The case at bar is somewhat analogous to the case of Pigg v. International Indemnity Co., supra; there the court, in referring to a similar situation, declared: “We may not say that under this evidence the court was not justified in concluding that the assured was not sufficiently advised by those whom the insurance carrier had employed to make his defense; that his going to Japan was in ignorance of any necessity for his remaining here until the trial, or in ignorance of the date set for the trial, or due to failure of counsel to advise him that it was necessary to keep in touch with the attorneys.”
Certainly, in the instant case, the evidence does not warrant the conclusion that Mr. Abroms willfully failed to lend further co-operation. The foregoing references to the evidence and the record represent the sum total of appellants' activities in the premises; except that diligent effort was made to locate the traveling salesman after it was discovered that he was gone.

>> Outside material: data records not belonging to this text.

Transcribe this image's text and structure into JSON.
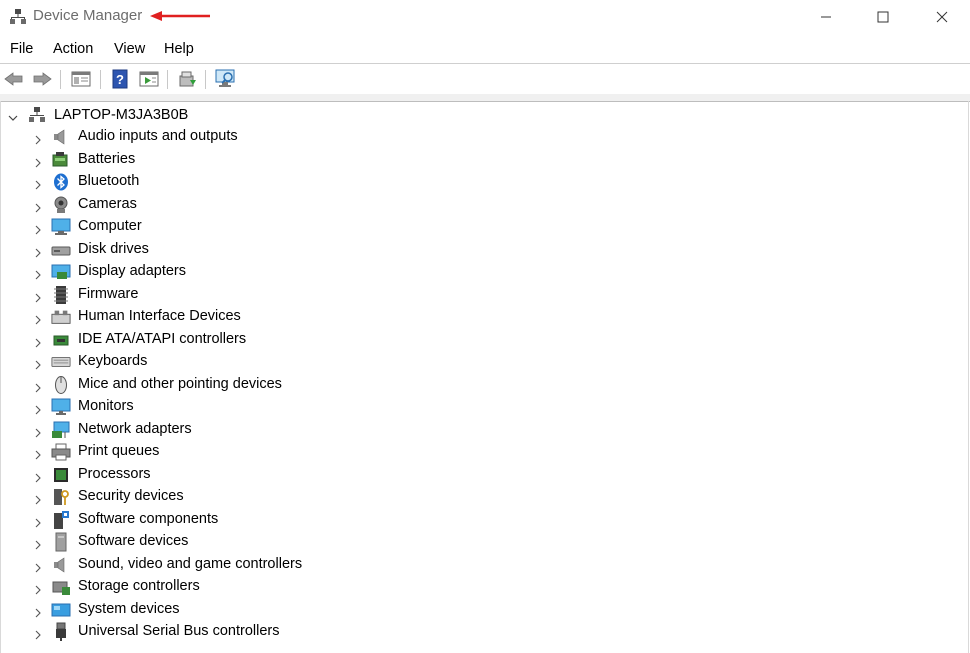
{
  "window": {
    "title": "Device Manager"
  },
  "menu": [
    "File",
    "Action",
    "View",
    "Help"
  ],
  "toolbar": {
    "icons": [
      "back-icon",
      "forward-icon",
      "properties-pane-icon",
      "help-icon",
      "show-hidden-icon",
      "update-driver-icon",
      "scan-hardware-icon"
    ]
  },
  "tree": {
    "root": "LAPTOP-M3JA3B0B",
    "categories": [
      {
        "label": "Audio inputs and outputs",
        "icon": "speaker-icon"
      },
      {
        "label": "Batteries",
        "icon": "battery-icon"
      },
      {
        "label": "Bluetooth",
        "icon": "bluetooth-icon"
      },
      {
        "label": "Cameras",
        "icon": "camera-icon"
      },
      {
        "label": "Computer",
        "icon": "computer-icon"
      },
      {
        "label": "Disk drives",
        "icon": "disk-drive-icon"
      },
      {
        "label": "Display adapters",
        "icon": "display-adapter-icon"
      },
      {
        "label": "Firmware",
        "icon": "firmware-icon"
      },
      {
        "label": "Human Interface Devices",
        "icon": "hid-icon"
      },
      {
        "label": "IDE ATA/ATAPI controllers",
        "icon": "ide-controller-icon"
      },
      {
        "label": "Keyboards",
        "icon": "keyboard-icon"
      },
      {
        "label": "Mice and other pointing devices",
        "icon": "mouse-icon"
      },
      {
        "label": "Monitors",
        "icon": "monitor-icon"
      },
      {
        "label": "Network adapters",
        "icon": "network-adapter-icon"
      },
      {
        "label": "Print queues",
        "icon": "printer-icon"
      },
      {
        "label": "Processors",
        "icon": "processor-icon"
      },
      {
        "label": "Security devices",
        "icon": "security-device-icon"
      },
      {
        "label": "Software components",
        "icon": "software-component-icon"
      },
      {
        "label": "Software devices",
        "icon": "software-device-icon"
      },
      {
        "label": "Sound, video and game controllers",
        "icon": "sound-controller-icon"
      },
      {
        "label": "Storage controllers",
        "icon": "storage-controller-icon"
      },
      {
        "label": "System devices",
        "icon": "system-device-icon"
      },
      {
        "label": "Universal Serial Bus controllers",
        "icon": "usb-icon"
      }
    ]
  },
  "colors": {
    "annotation_arrow": "#e02020",
    "title_text": "#6d6d6d"
  }
}
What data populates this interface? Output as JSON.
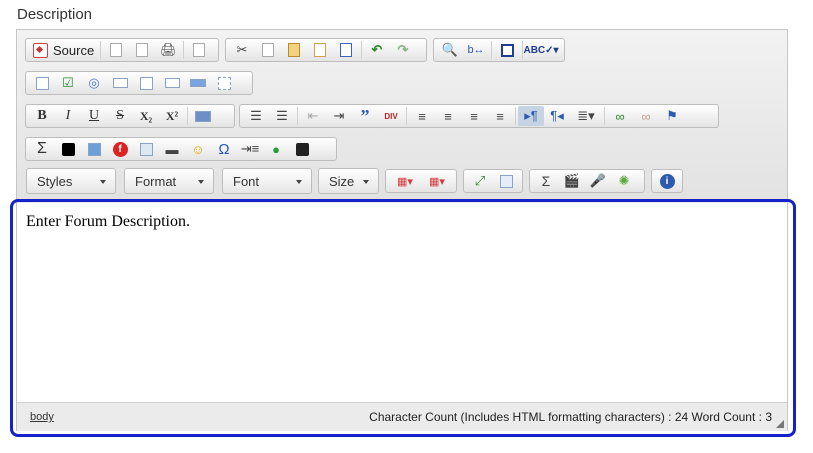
{
  "field": {
    "label": "Description"
  },
  "toolbar": {
    "source_label": "Source",
    "combos": {
      "styles": "Styles",
      "format": "Format",
      "font": "Font",
      "size": "Size"
    },
    "bold": "B",
    "italic": "I",
    "underline": "U",
    "strike": "S",
    "subscript": "X₂",
    "superscript": "X²",
    "blockquote": "”",
    "div": "DIV",
    "sigma": "Σ",
    "omega": "Ω",
    "accent_blue": "#1522cc"
  },
  "editor": {
    "content": "Enter Forum Description."
  },
  "status": {
    "path": "body",
    "count": "Character Count (Includes HTML formatting characters) : 24 Word Count : 3"
  }
}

Can the appellant escape responsibility, in the light of the record, because Mr. Abroms failed to do more?
Appellants' brief closes with the following paragraph: “We do not think that the law contemplates that the insurance carrier shall be responsible where the defendant takes no interest whatever in a lawsuit, or that the insurance carrier should be penalized under such circumstances where they have been definitely prejudiced by the failure of the assured to appear, as in this case.” Such argument finds scant support in the evidence; but the finding of the trial court, that it was not true that said G. I. Abroms failed, neglected, or refused to perform the said conditions or any of them upon his part to be performed, is amply sustained by the evidence and under the law will not be disturbed on appeal.
The judgment is affirmed.
We concur: HOUSER, P. J.; YORK, J.